Do you want a Slurpee with that petition?
The Washington Post reports that changes to the Bankruptcy Code which go live on October 17 may result in a number of companies filing before then:
“I think we’ll see some major corporate bankruptcies between now and October as companies choose to avoid dealing with the new (bankruptcy) bill,” said Robert Keach, co-chairman of the Business Reorganization Committee at the American Bankruptcy Institute and chairman of the bankruptcy and restructuring practice group at law firm Bernstein Shur in Portland, Me.
“What you may find is that companies who were going to file (for bankruptcy) anyway will file earlier to avoid what they consider the more difficult provisions of the new bill,” he said.

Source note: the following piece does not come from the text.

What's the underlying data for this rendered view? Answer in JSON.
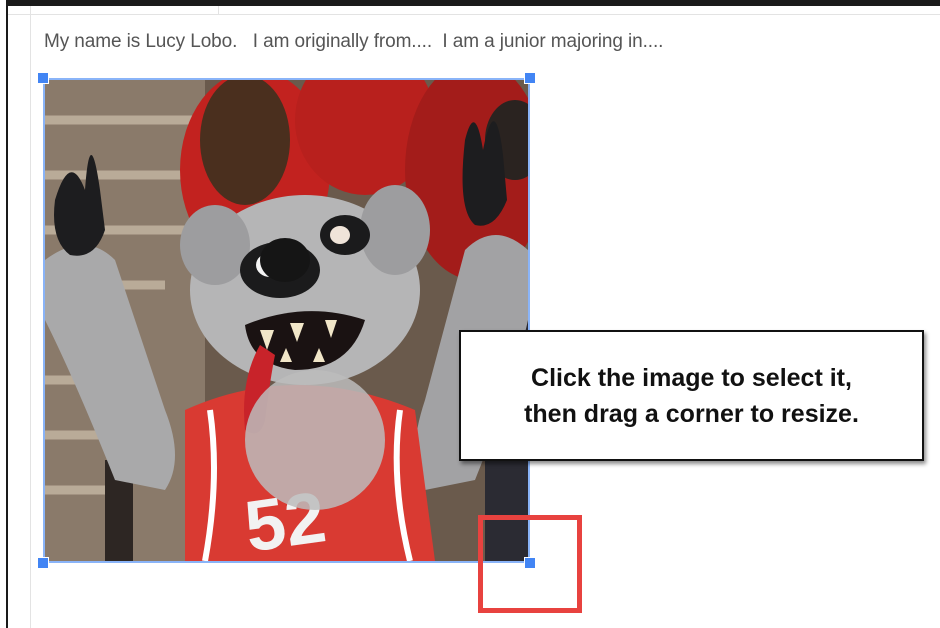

Among other things, the new law limits potential extensions of time that a debtor can file an exclusive plan of reorganization; it will be limited to 18 months. A good summary of the changes is provided by the Orrick firm here. Limits on executive compensation and retention arrangements could also enter into the calculus.
One company that may fit this description is on our radar in the Midwest: Northwest Airlines. Minnesota Public Radio reports on this. Part of the NWA bankruptcy threat is playing out in negotiations with mechanics, who will likely strike as soon as this weekend.
Because of these changes, observers think some Chapter 11 reorganizations may end up as Chapter 7 liquidations. According to the Washington Post:
“Under the new code, it’s less likely that they can survive after Chapter 11” as opposed to undergoing a liquidation, said Edward Altman, director of the credit and debt markets program of the Salomon Center at New York University Stern School of Business, who expects to see a small spike in the number of bankruptcies from companies that are facing a financial crunch.
The fresh start may become the final act.